|Initial release||April 26, 1999email list) (|
May 28, 2000 (repository)
2.18 / May 29, 2019
|Written in||ANSI C|
cc65 is based on a native C compiler that was originally adapted for the Atari 8-bit computers by John R. Dunning in 1989, which originated as a Small C descendant. It has several extensions, and some of the limits of the original Small C compiler are gone.
The toolkit has largely been expanded by Ullrich von Bassewitz and other contributors. The actual cc65 compiler, a complete set of binary tools (assembler, linker, etc.) and runtime library are under a license identical to zlib's. The ca65 cross-assembler is one of the most powerful 6502 cross-assemblers available under an open-source license.
The compiler itself comes close to ANSI C compatibility, while C library features depend on the target platform's hardware. stdio is supported on many platforms, as is Borland-style conio.h screen handling. GEOS is also supported on the Commodore 64 and even the Apple II. The library supports many of the Commodore platforms (C64, C128, C16/116/Plus/4, P500 and 600/700 family), Apple II family, Atari 8-bit family, Oric Atmos, Nintendo Entertainment System, Watara Supervision game console and Ohio Scientific Challenger 1P.
- conio (text-based console I/O non-scrolling)
- dio (block-oriented disk I/O bypassing the file system)
- em (expanded memory, used for all kinds of memory beyond the 6502's 64K barrier, similar EMS)
- joystick (relative input devices)
- mouse (absolute input devices)
- serial (communication)
- tgi (2D graphics primitives inspired by BGI)
Note: For static libraries, "Yes" means the feature is available. For dynamic libraries, the columns list the number of available drivers.

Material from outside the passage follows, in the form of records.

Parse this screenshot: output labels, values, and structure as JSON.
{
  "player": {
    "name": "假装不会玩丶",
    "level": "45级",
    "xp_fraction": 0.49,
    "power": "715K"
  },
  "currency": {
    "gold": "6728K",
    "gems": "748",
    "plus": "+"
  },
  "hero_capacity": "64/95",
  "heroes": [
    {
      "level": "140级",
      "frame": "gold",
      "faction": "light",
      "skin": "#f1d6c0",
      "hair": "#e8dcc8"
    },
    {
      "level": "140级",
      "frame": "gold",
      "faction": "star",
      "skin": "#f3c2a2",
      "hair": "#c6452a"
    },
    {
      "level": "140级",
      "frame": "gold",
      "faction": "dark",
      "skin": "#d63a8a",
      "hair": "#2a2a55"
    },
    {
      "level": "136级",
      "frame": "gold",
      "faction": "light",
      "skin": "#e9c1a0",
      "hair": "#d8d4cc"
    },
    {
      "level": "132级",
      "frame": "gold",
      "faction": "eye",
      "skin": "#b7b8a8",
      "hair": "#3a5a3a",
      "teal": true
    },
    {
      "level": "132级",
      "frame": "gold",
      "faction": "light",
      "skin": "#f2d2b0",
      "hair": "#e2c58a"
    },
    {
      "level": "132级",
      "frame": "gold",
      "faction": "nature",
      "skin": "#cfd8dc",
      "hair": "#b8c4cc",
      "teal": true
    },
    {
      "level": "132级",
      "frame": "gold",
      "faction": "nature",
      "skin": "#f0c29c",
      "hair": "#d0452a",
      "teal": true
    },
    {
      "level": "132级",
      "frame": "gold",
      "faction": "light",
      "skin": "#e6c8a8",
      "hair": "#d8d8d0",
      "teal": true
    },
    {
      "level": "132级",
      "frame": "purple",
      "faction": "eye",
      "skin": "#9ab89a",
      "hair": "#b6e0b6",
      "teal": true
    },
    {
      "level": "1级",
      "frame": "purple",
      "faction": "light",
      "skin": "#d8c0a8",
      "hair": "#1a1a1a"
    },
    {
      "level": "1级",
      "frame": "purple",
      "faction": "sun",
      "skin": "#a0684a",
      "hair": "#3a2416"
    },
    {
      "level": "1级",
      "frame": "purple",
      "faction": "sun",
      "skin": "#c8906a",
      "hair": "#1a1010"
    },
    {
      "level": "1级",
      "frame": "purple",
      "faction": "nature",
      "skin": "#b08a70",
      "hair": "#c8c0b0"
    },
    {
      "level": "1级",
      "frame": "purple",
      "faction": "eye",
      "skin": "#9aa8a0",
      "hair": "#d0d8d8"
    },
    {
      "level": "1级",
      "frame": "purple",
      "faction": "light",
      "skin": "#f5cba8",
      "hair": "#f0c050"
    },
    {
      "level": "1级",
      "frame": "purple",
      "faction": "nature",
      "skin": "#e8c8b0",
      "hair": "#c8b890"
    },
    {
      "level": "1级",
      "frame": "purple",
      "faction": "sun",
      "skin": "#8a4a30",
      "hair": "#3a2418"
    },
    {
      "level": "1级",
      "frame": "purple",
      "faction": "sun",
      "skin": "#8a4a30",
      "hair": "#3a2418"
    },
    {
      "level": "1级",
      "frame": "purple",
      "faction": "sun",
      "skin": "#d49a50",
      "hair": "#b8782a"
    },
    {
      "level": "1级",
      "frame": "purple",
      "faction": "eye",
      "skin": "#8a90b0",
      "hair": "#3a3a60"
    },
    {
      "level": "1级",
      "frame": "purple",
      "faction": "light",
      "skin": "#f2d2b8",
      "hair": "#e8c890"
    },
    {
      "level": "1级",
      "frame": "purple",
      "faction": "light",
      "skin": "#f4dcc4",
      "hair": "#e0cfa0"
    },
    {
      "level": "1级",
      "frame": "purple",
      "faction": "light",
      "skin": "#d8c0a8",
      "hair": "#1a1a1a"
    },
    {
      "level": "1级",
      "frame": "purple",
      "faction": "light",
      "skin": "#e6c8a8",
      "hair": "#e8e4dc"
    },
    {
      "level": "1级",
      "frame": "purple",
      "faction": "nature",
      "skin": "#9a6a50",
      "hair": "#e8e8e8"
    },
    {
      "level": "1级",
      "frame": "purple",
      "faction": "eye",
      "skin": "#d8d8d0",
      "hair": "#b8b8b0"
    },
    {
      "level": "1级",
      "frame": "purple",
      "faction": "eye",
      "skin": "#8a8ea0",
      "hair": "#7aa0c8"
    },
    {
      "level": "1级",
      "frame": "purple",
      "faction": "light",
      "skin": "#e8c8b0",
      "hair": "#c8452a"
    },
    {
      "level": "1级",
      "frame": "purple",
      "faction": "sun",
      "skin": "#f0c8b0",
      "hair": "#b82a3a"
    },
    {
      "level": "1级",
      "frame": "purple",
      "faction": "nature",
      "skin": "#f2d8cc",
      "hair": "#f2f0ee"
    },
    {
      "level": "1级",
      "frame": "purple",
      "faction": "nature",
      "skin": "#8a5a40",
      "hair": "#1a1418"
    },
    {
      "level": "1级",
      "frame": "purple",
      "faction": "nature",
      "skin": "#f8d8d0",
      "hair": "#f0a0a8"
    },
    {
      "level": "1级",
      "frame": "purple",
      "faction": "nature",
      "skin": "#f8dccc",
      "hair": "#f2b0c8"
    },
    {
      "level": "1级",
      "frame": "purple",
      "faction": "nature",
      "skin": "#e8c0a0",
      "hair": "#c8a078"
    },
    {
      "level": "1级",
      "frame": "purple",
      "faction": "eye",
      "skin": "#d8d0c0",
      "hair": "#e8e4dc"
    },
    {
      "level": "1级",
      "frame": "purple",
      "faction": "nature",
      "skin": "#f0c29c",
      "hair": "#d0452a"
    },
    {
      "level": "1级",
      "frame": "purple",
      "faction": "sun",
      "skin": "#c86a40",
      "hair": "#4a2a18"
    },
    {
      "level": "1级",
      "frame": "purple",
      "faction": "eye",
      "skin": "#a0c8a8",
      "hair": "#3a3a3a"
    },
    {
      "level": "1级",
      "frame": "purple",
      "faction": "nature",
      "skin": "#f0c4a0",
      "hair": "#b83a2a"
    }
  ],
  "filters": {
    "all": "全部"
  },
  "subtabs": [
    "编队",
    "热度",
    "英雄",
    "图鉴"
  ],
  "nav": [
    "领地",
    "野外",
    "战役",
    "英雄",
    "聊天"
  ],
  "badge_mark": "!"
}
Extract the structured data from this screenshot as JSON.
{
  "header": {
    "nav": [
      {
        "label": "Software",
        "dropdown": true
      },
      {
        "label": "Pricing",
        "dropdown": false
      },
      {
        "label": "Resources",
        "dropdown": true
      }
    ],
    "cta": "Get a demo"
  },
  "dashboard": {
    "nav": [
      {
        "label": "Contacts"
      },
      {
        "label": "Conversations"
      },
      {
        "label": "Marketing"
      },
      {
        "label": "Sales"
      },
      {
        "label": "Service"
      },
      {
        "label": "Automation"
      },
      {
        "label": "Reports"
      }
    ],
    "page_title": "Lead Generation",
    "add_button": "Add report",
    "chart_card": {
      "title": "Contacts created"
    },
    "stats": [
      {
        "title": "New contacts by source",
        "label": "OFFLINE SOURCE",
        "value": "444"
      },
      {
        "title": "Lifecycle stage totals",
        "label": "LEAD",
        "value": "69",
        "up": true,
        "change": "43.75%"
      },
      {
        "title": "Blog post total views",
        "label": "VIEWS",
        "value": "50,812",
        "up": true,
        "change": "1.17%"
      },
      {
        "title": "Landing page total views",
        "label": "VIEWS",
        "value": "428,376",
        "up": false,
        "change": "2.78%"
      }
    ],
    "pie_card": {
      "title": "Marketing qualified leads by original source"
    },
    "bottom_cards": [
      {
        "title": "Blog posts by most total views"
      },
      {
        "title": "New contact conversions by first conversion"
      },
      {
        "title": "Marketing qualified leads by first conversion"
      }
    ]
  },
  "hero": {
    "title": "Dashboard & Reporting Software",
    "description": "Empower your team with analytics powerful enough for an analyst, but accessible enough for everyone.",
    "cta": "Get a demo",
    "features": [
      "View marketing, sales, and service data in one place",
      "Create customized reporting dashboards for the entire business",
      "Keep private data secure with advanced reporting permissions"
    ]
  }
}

- By Fatih Aygün. CIRCLE doesn't work at all, some graphics modes may crash on some machines.